> [WHAT IS NEEDED]: Every line of the records below that holds the word "VMware" should be copied out.

-*-*-

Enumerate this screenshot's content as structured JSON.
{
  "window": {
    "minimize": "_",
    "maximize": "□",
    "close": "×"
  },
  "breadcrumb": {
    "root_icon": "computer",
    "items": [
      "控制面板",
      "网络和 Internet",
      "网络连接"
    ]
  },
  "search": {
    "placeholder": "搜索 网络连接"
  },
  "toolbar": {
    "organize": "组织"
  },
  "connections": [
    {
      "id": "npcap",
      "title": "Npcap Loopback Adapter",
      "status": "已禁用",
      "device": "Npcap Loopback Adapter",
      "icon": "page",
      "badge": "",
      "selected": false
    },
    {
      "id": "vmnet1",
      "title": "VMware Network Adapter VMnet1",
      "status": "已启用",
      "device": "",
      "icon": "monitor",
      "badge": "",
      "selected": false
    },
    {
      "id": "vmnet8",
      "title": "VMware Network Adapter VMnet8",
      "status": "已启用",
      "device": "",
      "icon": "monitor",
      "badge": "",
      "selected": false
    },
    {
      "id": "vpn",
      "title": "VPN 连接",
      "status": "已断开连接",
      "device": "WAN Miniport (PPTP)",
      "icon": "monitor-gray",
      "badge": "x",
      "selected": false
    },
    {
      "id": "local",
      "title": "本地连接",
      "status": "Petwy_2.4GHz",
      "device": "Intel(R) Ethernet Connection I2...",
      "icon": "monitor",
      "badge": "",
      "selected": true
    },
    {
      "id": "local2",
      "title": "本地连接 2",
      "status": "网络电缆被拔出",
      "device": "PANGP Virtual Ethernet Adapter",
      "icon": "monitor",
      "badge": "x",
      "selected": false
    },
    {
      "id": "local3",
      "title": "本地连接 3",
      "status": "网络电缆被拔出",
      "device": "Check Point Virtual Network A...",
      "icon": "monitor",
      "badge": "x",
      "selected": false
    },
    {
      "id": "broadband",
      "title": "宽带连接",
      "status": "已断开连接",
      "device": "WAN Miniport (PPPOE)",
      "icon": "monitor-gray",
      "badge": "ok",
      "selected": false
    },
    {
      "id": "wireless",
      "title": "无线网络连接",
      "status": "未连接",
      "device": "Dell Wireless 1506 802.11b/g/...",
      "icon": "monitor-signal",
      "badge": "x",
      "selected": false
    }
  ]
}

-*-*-

> [ANSWER TO THIS EXERCISE]:
      "title": "VMware Network Adapter VMnet1",
      "title": "VMware Network Adapter VMnet8",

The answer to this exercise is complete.